The lack of a guaranteed source of funding and cooperation among local intelligent agencies and inadequate skilled human resource are some of the many challenges inhibiting the fight against cybersecurity and its related crimes in the country, the Minister of Communications, Mrs Ursula Owusu Ekuful, has noted.
These challenges, in addition to some legal limitations, she said, were affecting the effective enforcement of cybersecurity in the country, particularly within the public sector, in line with global best practices.
“This explains why the Ministry of Communications, working with the members of the National Cyber Security Inter-Ministerial Advisory Council (NCSIAC) and other stakeholders are introducing a Cybersecurity Bill,” she said.
Mrs Owusu Ekuful was speaking during the opening of a three-day retreat organised for the members of the Parliamentary Select Committee on Communications by the ministry in Ada last Saturday.
Initiatives to curb the menace
In spite of the difficulties confronting the ministry in dealing with the security breaches and threats within the cyberspace, the Minister said her outfit was “working tirelessly to achieve the objectives set out by the ministry”.
She outlined a number of initiatives being rolled out by her ministry to face the challenges head-on.
She said, the establishment of the National Cyber Security Technical Working Group (NCSTWG), for instance, had been instrumental in many of the initiatives being undertaken by the ministry in fighting the menace.
Again, she said, the ministry had set up a National Cyber Security Secretariat, which has metamorphosed into a National Cybersecurity Centre (NCSC), to serve as a focal point for the convergence of all cybersecurity activities in the country.
Spearheaded by the ministry, she said, the nation had also began developing its national incident response capabilities with the establishment of a Computer Emergency Response Team (CERT) at the National Communications Authority and a Security Operations Centre (SOC) at the Bank of Ghana to deal with cybersecurity incidents in all spheres of the country’s economy.
In addition to these interventions, the minister also added that the country was collaborating with some key stakeholders both home and abroad, such as the Council of Europe and the African Union Commission, to deal with the borderless nature of cybersecurity.
Capacity building retreat
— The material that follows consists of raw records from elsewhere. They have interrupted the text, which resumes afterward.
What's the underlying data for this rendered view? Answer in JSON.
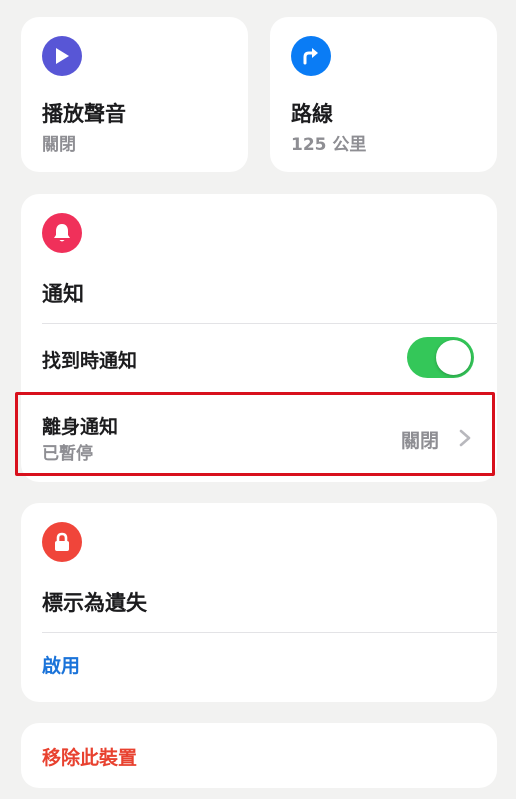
{
  "colors": {
    "background": "#f2f2f1",
    "card": "#ffffff",
    "purple_icon": "#5856d6",
    "blue_icon": "#0a7cf5",
    "pink_icon": "#f0305a",
    "red_icon": "#f0453a",
    "toggle_on": "#34c759",
    "link_blue": "#1a73d9",
    "destructive_red": "#e8412f",
    "highlight_red": "#d8101c"
  },
  "tiles": {
    "play_sound": {
      "title": "播放聲音",
      "status": "關閉",
      "icon": "play-icon"
    },
    "route": {
      "title": "路線",
      "distance": "125 公里",
      "icon": "turn-right-arrow-icon"
    }
  },
  "notifications": {
    "icon": "bell-icon",
    "title": "通知",
    "notify_when_found": {
      "label": "找到時通知",
      "enabled": true
    },
    "notify_when_left_behind": {
      "label": "離身通知",
      "sub": "已暫停",
      "value": "關閉"
    }
  },
  "lost_mode": {
    "icon": "lock-icon",
    "title": "標示為遺失",
    "action": "啟用"
  },
  "remove_device": {
    "label": "移除此裝置"
  }
}
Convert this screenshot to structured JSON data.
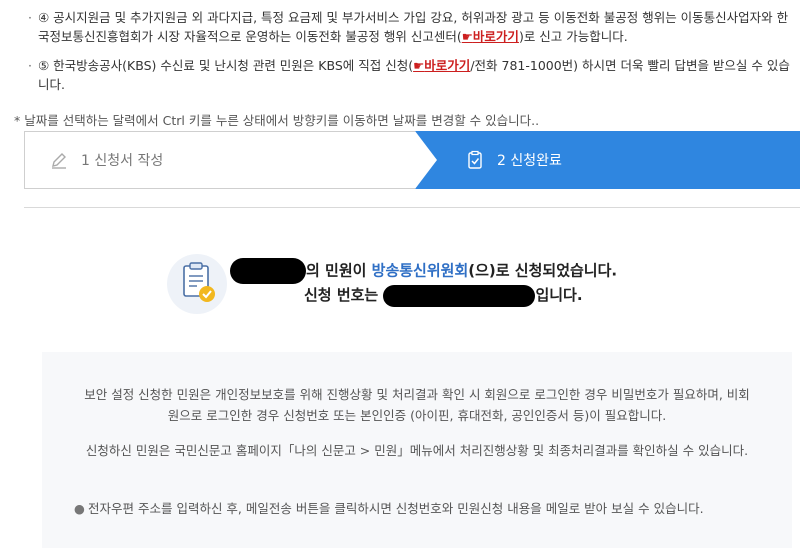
{
  "notices": [
    {
      "bullet": "·",
      "before": "④ 공시지원금 및 추가지원금 외 과다지급, 특정 요금제 및 부가서비스 가입 강요, 허위과장 광고 등 이동전화 불공정 행위는 이동통신사업자와 한국정보통신진흥협회가 시장 자율적으로 운영하는 이동전화 불공정 행위 신고센터(",
      "link": "바로가기",
      "after": ")로 신고 가능합니다."
    },
    {
      "bullet": "·",
      "before": "⑤ 한국방송공사(KBS) 수신료 및 난시청 관련 민원은 KBS에 직접 신청(",
      "link": "바로가기",
      "after": "/전화 781-1000번) 하시면 더욱 빨리 답변을 받으실 수 있습니다."
    }
  ],
  "hint": "* 날짜를 선택하는 달력에서 Ctrl 키를 누른 상태에서 방향키를 이동하면 날짜를 변경할 수 있습니다..",
  "steps": {
    "step1": "1 신청서 작성",
    "step2": "2 신청완료"
  },
  "result": {
    "line1_mid": "의 민원이 ",
    "org": "방송통신위원회",
    "line1_end": "(으)로 신청되었습니다.",
    "line2_start": "신청 번호는 ",
    "line2_end": "입니다."
  },
  "info": {
    "p1": "보안 설정 신청한 민원은 개인정보보호를 위해 진행상황 및 처리결과 확인 시 회원으로 로그인한 경우 비밀번호가 필요하며, 비회원으로 로그인한 경우 신청번호 또는 본인인증 (아이핀, 휴대전화, 공인인증서 등)이 필요합니다.",
    "p2": "신청하신 민원은 국민신문고 홈페이지「나의 신문고 > 민원」메뉴에서 처리진행상황 및 최종처리결과를 확인하실 수 있습니다.",
    "li": "전자우편 주소를 입력하신 후, 메일전송 버튼을 클릭하시면 신청번호와 민원신청 내용을 메일로 받아 보실 수 있습니다."
  },
  "colors": {
    "accent": "#2f86e0",
    "link": "#cc1f1f",
    "org": "#2f6fc5"
  }
}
The retreat was aimed at building the capacity of the committee members in the area of cybersecurity and to offer them an opportunity to review and make inputs into the draft Cybersecurity legislations (Cybersecurity Bill) and Interception Bill and the revised National Cybersecurity Policy and Strategy.
Personnel from the National Cyber Security Centre demonstrated to the committee members how their technological gadgets could be hacked.
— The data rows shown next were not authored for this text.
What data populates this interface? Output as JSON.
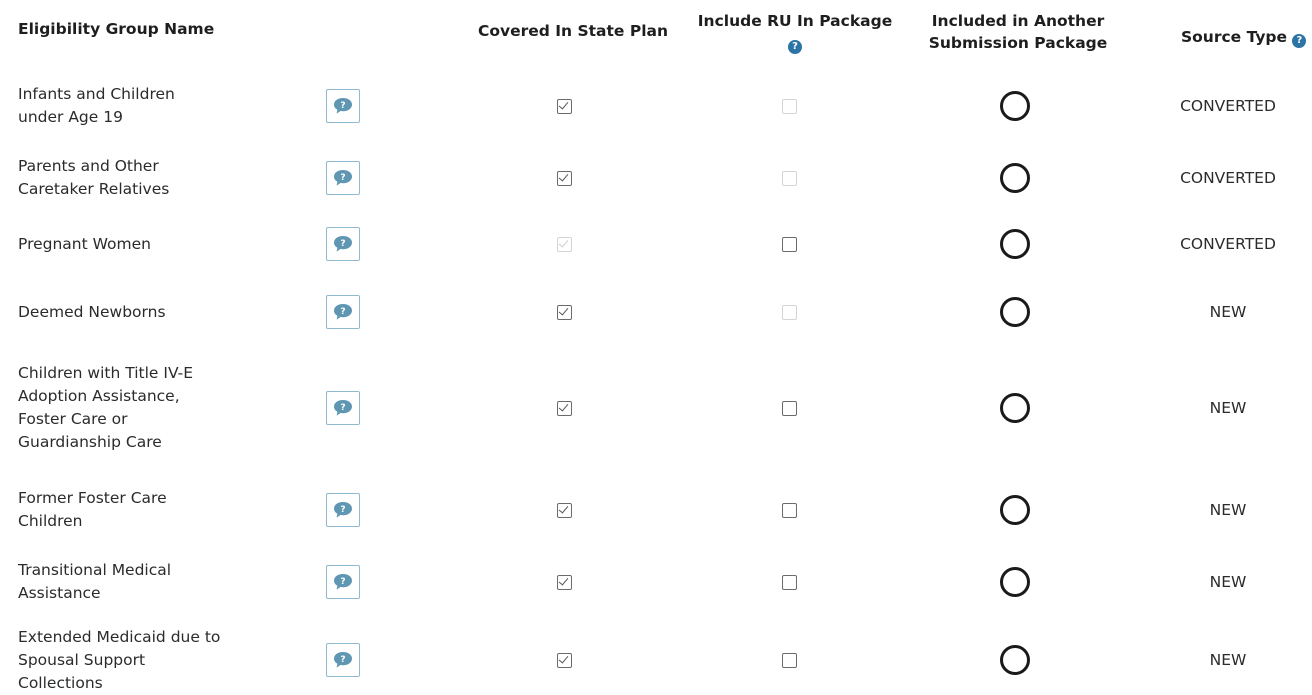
{
  "table": {
    "headers": {
      "name": "Eligibility Group Name",
      "covered": "Covered In State Plan",
      "include_ru": "Include RU In Package",
      "included_another_line1": "Included in Another",
      "included_another_line2": "Submission Package",
      "source_type": "Source Type"
    },
    "help_icon_glyph": "?",
    "rows": [
      {
        "name": "Infants and Children under Age 19",
        "covered_checked": true,
        "covered_enabled": true,
        "include_ru_checked": false,
        "include_ru_enabled": false,
        "included_in_another": false,
        "source_type": "CONVERTED"
      },
      {
        "name": "Parents and Other Caretaker Relatives",
        "covered_checked": true,
        "covered_enabled": true,
        "include_ru_checked": false,
        "include_ru_enabled": false,
        "included_in_another": false,
        "source_type": "CONVERTED"
      },
      {
        "name": "Pregnant Women",
        "covered_checked": true,
        "covered_enabled": false,
        "include_ru_checked": false,
        "include_ru_enabled": true,
        "included_in_another": false,
        "source_type": "CONVERTED"
      },
      {
        "name": "Deemed Newborns",
        "covered_checked": true,
        "covered_enabled": true,
        "include_ru_checked": false,
        "include_ru_enabled": false,
        "included_in_another": false,
        "source_type": "NEW"
      },
      {
        "name": "Children with Title IV-E Adoption Assistance, Foster Care or Guardianship Care",
        "covered_checked": true,
        "covered_enabled": true,
        "include_ru_checked": false,
        "include_ru_enabled": true,
        "included_in_another": false,
        "source_type": "NEW"
      },
      {
        "name": "Former Foster Care Children",
        "covered_checked": true,
        "covered_enabled": true,
        "include_ru_checked": false,
        "include_ru_enabled": true,
        "included_in_another": false,
        "source_type": "NEW"
      },
      {
        "name": "Transitional Medical Assistance",
        "covered_checked": true,
        "covered_enabled": true,
        "include_ru_checked": false,
        "include_ru_enabled": true,
        "included_in_another": false,
        "source_type": "NEW"
      },
      {
        "name": "Extended Medicaid due to Spousal Support Collections",
        "covered_checked": true,
        "covered_enabled": true,
        "include_ru_checked": false,
        "include_ru_enabled": true,
        "included_in_another": false,
        "source_type": "NEW"
      }
    ],
    "icons": {
      "comment": "comment-icon",
      "help": "help-icon",
      "checkbox": "checkbox",
      "radio": "radio-button"
    },
    "colors": {
      "comment_accent": "#5f97b3",
      "help_accent": "#2d74a6"
    }
  }
}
It was attended by officials from the Ministry of Communications, members of the Legislative Drafting Division of the Office of the Attorney General’s Department and some personnel from the National Cyber Security Centre.
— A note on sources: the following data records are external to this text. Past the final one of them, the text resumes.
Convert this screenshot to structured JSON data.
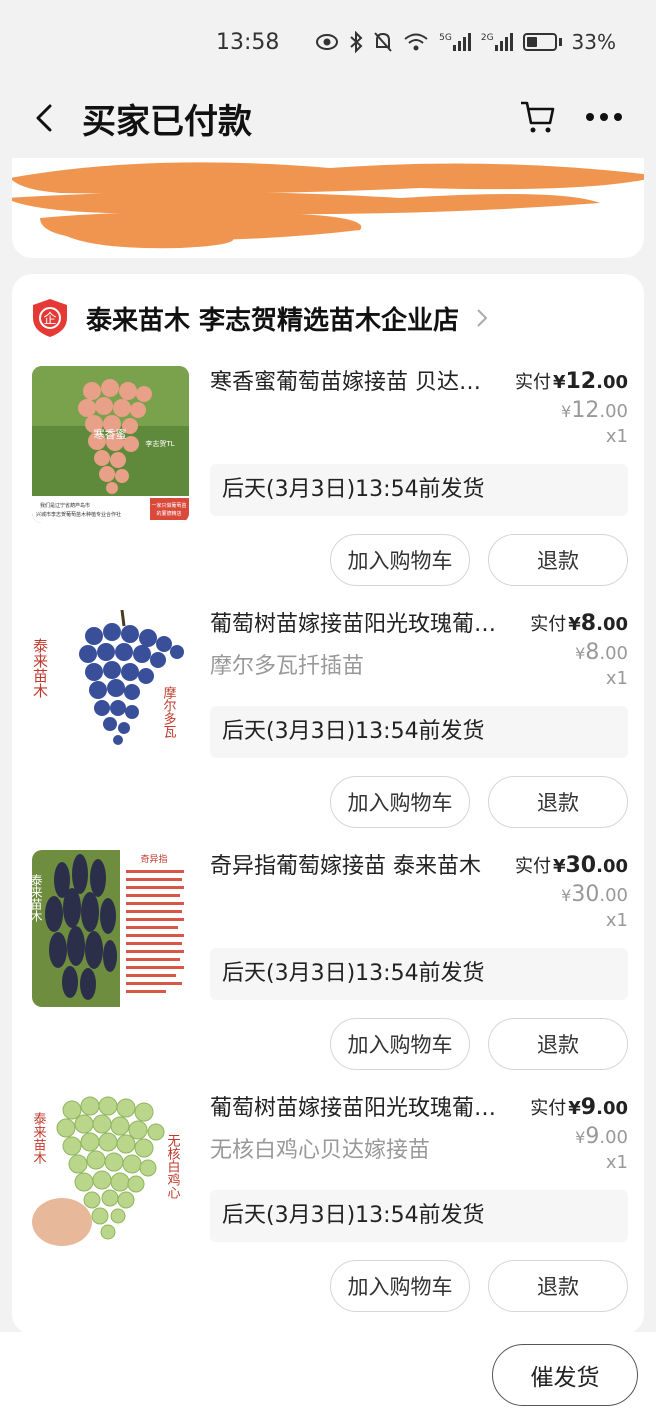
{
  "status_bar": {
    "time": "13:58",
    "network_5g": "5G",
    "network_2g": "2G",
    "battery": "33%"
  },
  "nav": {
    "title": "买家已付款"
  },
  "shop": {
    "name": "泰来苗木 李志贺精选苗木企业店",
    "badge_text": "企"
  },
  "items": [
    {
      "name": "寒香蜜葡萄苗嫁接苗 贝达嫁接苗",
      "sku": "",
      "paid_label": "实付",
      "paid_yen": "¥",
      "paid_int": "12",
      "paid_dec": ".00",
      "orig_yen": "¥",
      "orig_int": "12",
      "orig_dec": ".00",
      "qty": "x1",
      "ship_text": "后天(3月3日)13:54前发货",
      "cart_btn": "加入购物车",
      "refund_btn": "退款",
      "thumb_labels": [
        "寒香蜜",
        "李志贺TL",
        "我们是辽宁省葫芦岛市",
        "兴城市李志贺葡萄苗木种植专业合作社",
        "一家只做葡萄苗",
        "的厦德精店"
      ]
    },
    {
      "name": "葡萄树苗嫁接苗阳光玫瑰葡萄苗",
      "sku": "摩尔多瓦扦插苗",
      "paid_label": "实付",
      "paid_yen": "¥",
      "paid_int": "8",
      "paid_dec": ".00",
      "orig_yen": "¥",
      "orig_int": "8",
      "orig_dec": ".00",
      "qty": "x1",
      "ship_text": "后天(3月3日)13:54前发货",
      "cart_btn": "加入购物车",
      "refund_btn": "退款",
      "thumb_labels": [
        "泰来苗木",
        "摩尔多瓦"
      ]
    },
    {
      "name": "奇异指葡萄嫁接苗 泰来苗木",
      "sku": "",
      "paid_label": "实付",
      "paid_yen": "¥",
      "paid_int": "30",
      "paid_dec": ".00",
      "orig_yen": "¥",
      "orig_int": "30",
      "orig_dec": ".00",
      "qty": "x1",
      "ship_text": "后天(3月3日)13:54前发货",
      "cart_btn": "加入购物车",
      "refund_btn": "退款",
      "thumb_labels": [
        "泰来苗木",
        "奇异指"
      ]
    },
    {
      "name": "葡萄树苗嫁接苗阳光玫瑰葡萄苗",
      "sku": "无核白鸡心贝达嫁接苗",
      "paid_label": "实付",
      "paid_yen": "¥",
      "paid_int": "9",
      "paid_dec": ".00",
      "orig_yen": "¥",
      "orig_int": "9",
      "orig_dec": ".00",
      "qty": "x1",
      "ship_text": "后天(3月3日)13:54前发货",
      "cart_btn": "加入购物车",
      "refund_btn": "退款",
      "thumb_labels": [
        "泰来苗木",
        "无核白鸡心"
      ]
    }
  ],
  "bottom": {
    "urge_btn": "催发货"
  },
  "colors": {
    "redaction": "#f0954f",
    "shop_badge": "#e53935",
    "text_gray": "#999999"
  },
  "icons": [
    "back-arrow-icon",
    "cart-icon",
    "more-icon",
    "eye-icon",
    "bluetooth-icon",
    "mute-icon",
    "wifi-icon",
    "signal-icon",
    "battery-icon",
    "shop-badge-icon",
    "chevron-right-icon"
  ]
}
The chairman of the committee, Mr Kennedy Ohene Agyapong, for his part, said that cybersecurity was becoming “a torn in our flesh” and that it was imperative for them to come together to find a cure to the menace.
“We are here to educate ourselves and as policy makers, and to make an input into a draft bill that is going to be presented to the floor of Parliament”, he said.
The ranking member of the committee, Alhaji A.B.A. Fuseini, also added that there was no country in the world today that could claim immunity from cybercrime and that what the country ought to do was to build a strong and resilient cybersecurity systems to protect its cyberspace.